“If they are driving with a car next to them and their pulse rate is running 160 beats a minute, you haven’t normalized their driving yet,” he said.
WRAMC offers a variety of recreational activities for its patients, including fishing, kayaking and hunting trips, a SCUBA program, and Friday night dinners, as well as other events. When the Pope visited the United States this year, 20 WRAMC patients were at Washington Nationals Park to meet him.
Another program available to patients brings man’s best friend to WRAMC. It began with visitors who brought their therapy dogs to see patients, then evolved to include a full-time WRAMC pet — a chocolate labrador retriever named Deuce — and now includes two additional dogs. Several patients even have their own personal service dogs.
Outside organizations also help patients with their rehabilitation. WRAMC works with the Amputee Coalition of America to provide a veteran peer mentoring program, where Vietnam and Korean war veterans share their experiences with newly injured soldiers. (For more information about the peer visitor program, see “On Similar Journeys: Military Peer Visitors,” in the Jan. 15 issue of O&P Business News.)
Throughout the different areas of the WRAMC, the rehab team gathers feedback about the program in a number of ways. In addition to ongoing conversations among the patients and their physicians, therapists and technicians, weekly sessions with family members determine any issues they may be having with the patients’ treatment. Patients and their visitors also have the opportunity to write their thoughts in any one of the suggestion boxes around the facility. Several of these suggestions eventually become new programs that are implemented for the patients.
Originally, the MATC was built with funding that had been allotted for a Heidelberg construction site, and patient care is covered under the funding for the global war on terrorism. Funding has changed in recent years, however.
“The initial concept of the military was you lost a limb and you were no longer in the military,” Scoville said. “We changed that mindset.”

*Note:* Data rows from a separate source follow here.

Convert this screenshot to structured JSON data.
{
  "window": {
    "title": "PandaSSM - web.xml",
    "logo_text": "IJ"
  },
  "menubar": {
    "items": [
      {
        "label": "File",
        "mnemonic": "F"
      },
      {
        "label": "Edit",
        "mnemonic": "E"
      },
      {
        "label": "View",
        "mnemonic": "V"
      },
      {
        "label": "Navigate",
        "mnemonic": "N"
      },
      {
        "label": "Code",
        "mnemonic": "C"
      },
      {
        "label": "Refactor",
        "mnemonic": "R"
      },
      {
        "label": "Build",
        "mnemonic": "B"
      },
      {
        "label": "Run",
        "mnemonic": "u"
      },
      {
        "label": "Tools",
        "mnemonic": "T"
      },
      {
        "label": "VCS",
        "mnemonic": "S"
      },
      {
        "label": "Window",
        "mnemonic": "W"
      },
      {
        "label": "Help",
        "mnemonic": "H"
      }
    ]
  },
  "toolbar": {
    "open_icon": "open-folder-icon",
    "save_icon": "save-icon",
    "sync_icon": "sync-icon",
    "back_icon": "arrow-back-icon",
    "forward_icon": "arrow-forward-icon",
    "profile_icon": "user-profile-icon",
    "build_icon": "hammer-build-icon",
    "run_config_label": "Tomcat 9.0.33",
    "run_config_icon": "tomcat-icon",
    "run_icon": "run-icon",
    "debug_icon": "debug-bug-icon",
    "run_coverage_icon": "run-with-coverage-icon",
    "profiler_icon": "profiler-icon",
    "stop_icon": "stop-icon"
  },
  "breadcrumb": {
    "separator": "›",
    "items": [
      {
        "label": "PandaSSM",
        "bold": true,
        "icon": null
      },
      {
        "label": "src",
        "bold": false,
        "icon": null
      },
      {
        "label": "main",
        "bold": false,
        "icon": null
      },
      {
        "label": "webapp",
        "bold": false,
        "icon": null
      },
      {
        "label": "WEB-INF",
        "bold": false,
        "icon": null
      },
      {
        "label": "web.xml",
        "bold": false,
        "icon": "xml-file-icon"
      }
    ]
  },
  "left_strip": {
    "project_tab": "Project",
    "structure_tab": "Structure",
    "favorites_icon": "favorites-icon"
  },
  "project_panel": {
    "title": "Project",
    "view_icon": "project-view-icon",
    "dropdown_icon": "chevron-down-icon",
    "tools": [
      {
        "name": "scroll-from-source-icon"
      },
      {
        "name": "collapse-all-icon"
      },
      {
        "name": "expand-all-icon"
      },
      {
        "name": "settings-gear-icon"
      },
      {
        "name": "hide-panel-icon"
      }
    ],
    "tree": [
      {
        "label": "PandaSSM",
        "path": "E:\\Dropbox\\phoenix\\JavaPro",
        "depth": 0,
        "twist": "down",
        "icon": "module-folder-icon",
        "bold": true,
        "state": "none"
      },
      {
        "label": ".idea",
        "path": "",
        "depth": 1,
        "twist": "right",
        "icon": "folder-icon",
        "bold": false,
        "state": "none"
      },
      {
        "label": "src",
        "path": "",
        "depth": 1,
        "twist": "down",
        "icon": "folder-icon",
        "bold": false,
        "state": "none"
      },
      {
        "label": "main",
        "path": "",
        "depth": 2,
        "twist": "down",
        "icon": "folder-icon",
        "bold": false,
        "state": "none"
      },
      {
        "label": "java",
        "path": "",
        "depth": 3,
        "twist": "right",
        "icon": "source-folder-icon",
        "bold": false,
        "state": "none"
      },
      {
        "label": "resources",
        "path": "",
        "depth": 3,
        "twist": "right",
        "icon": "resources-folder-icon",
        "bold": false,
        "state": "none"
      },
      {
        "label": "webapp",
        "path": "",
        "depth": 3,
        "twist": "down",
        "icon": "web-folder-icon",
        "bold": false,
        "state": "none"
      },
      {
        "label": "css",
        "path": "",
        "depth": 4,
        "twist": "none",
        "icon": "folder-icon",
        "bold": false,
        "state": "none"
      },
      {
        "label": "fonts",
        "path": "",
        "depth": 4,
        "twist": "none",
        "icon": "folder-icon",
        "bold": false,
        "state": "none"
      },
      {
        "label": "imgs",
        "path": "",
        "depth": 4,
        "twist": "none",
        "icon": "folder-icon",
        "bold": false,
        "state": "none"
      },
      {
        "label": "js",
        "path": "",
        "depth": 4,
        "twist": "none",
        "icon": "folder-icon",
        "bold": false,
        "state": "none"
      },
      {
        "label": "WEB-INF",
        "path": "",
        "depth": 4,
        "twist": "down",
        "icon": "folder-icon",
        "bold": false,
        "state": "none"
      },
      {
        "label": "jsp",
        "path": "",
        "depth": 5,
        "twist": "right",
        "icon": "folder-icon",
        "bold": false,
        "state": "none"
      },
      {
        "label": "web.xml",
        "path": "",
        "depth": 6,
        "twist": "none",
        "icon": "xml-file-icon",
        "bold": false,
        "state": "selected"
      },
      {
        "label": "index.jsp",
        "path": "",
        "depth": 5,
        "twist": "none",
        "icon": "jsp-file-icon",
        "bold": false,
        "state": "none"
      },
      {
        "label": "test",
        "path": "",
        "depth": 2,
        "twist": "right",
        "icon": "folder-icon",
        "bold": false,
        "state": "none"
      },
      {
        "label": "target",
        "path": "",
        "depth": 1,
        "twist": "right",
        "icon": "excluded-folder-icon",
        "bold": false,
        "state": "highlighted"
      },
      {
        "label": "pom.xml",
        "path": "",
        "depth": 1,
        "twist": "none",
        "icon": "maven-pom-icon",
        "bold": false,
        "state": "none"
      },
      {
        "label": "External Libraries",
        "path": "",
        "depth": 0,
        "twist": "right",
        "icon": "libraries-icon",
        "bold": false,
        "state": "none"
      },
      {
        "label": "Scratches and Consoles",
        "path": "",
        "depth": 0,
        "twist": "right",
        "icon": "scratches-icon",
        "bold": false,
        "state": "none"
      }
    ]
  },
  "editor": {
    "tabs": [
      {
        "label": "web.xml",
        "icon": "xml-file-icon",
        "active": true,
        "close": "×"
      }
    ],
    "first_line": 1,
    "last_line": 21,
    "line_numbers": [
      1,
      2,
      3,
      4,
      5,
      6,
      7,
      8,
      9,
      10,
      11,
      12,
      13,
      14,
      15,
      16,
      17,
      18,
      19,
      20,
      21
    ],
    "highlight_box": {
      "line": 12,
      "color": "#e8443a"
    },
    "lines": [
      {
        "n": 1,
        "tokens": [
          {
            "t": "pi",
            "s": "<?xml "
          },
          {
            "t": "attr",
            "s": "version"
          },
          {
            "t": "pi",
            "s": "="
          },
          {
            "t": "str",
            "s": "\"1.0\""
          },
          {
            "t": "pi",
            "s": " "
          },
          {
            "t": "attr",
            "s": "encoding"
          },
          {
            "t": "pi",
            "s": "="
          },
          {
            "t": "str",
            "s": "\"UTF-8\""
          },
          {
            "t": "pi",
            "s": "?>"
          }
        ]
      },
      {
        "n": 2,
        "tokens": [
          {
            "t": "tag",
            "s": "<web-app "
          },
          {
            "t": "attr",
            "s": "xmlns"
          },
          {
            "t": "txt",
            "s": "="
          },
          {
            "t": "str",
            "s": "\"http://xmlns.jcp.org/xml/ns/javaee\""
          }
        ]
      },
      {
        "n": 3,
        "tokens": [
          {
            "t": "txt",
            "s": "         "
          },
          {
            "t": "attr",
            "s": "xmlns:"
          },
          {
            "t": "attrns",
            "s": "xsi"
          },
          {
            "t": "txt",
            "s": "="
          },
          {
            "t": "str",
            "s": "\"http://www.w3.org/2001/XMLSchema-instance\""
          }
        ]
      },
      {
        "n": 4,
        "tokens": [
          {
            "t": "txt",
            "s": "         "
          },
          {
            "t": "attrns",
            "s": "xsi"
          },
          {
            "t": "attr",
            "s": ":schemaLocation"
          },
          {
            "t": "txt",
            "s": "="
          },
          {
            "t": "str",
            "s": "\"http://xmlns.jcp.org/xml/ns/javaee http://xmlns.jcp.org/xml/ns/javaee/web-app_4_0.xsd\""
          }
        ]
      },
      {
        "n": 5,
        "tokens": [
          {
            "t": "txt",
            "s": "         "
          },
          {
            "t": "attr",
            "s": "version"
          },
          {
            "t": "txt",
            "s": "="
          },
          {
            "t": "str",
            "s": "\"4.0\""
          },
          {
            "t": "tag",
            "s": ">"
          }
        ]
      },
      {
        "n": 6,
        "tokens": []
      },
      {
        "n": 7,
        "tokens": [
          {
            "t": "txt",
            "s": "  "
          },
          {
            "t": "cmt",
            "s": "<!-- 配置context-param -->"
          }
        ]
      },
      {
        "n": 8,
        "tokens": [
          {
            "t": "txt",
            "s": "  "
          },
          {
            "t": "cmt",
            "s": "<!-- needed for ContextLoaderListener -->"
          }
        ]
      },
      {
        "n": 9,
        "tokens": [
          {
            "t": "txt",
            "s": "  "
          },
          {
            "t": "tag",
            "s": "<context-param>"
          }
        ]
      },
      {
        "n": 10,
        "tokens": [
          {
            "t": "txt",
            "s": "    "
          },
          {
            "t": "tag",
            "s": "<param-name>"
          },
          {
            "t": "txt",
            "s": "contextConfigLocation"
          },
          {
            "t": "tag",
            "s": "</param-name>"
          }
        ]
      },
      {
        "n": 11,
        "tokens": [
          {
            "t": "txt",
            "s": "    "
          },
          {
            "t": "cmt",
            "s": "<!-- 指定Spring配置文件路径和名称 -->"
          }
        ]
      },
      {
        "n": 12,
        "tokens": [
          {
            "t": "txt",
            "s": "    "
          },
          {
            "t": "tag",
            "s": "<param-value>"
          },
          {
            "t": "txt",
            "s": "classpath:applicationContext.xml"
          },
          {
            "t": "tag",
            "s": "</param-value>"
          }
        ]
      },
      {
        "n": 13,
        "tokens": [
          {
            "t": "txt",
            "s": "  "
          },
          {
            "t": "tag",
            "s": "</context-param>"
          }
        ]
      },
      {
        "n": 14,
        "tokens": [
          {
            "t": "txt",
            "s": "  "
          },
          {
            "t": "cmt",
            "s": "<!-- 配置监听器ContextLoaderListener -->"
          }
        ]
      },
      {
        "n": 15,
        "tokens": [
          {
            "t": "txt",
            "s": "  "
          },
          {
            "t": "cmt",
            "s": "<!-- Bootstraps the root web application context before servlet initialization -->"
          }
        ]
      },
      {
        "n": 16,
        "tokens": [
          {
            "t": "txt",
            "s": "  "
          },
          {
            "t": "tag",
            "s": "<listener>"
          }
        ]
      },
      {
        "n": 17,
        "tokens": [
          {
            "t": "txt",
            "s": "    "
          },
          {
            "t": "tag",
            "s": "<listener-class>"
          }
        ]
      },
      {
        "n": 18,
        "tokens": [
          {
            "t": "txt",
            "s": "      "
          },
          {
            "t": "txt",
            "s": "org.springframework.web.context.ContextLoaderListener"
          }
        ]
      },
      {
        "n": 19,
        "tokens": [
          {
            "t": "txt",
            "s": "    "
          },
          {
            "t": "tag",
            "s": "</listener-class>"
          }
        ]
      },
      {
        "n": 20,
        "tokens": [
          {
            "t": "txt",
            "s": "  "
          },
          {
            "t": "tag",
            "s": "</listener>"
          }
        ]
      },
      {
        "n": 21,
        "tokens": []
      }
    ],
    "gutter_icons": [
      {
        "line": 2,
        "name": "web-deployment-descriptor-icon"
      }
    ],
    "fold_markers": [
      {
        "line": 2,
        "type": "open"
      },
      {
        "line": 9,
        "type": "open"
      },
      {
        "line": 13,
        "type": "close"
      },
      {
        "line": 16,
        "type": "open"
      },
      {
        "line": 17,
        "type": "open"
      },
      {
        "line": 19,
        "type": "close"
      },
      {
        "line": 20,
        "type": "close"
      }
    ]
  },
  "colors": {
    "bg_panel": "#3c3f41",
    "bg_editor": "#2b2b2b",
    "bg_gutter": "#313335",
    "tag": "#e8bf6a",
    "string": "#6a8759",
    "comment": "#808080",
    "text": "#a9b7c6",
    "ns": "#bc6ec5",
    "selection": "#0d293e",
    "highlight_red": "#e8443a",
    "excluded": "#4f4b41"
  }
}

For more information:
- Pavlou SZ. On similar journeys: Military peer visitors. O&P Business News. 2008;17(2):34-39.
Stephanie Z. Pavlou is a staff writer for O&P Business News.